Then they yammered something else before they got me in my weak spot. They threw a couple of empty cans at our car. With my wife and kid in the car, the red light went off in my lizard brain. I was halfway out of the door before I told my wife to stop the car. Before I knew it, I was standing face to face with the tiny-brained children who had been messing up my street. I was livid. I let them know it. Then it occurred to me that I was looking over the heads of both of my main antagonists. They puffed up their chests, in a way that I am quite familiar from my days on elementary school yard duty. They wouldn't back down. "We was just writing (some garbledygook) on the sidewalk. What's your problem?"
This morning, upon reflection, I have the answer: My problem is Mother's Day. No mother needs to know that their child is capable of such behavior.
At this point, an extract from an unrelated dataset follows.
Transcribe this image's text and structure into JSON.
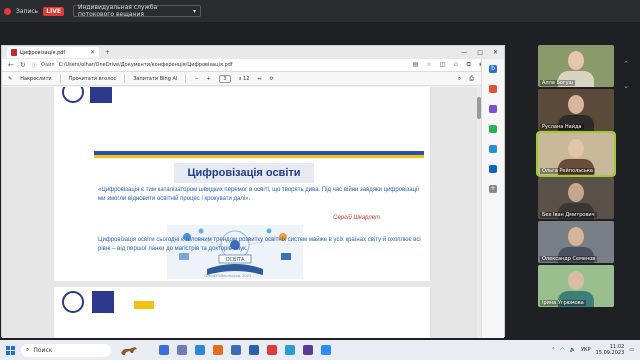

All those young toughs have mothers. Whether they are aware of how their kids spend their afternoons and evenings is a mystery. Confronted with the proof of their deeds, would they do anything differently?Would they pat their sons on the head and say "boys will be boys?" Are these same young men getting up early to make breakfast for their mothers, or bringing them a bouquet from the stand on the corner in front of the gas station? Or would they give mom a day off from the macho territorial posing that they show the rest of the world? Perhaps they got a nice big can of red gloss enamel and etched a great big heart on the front door of their apartment.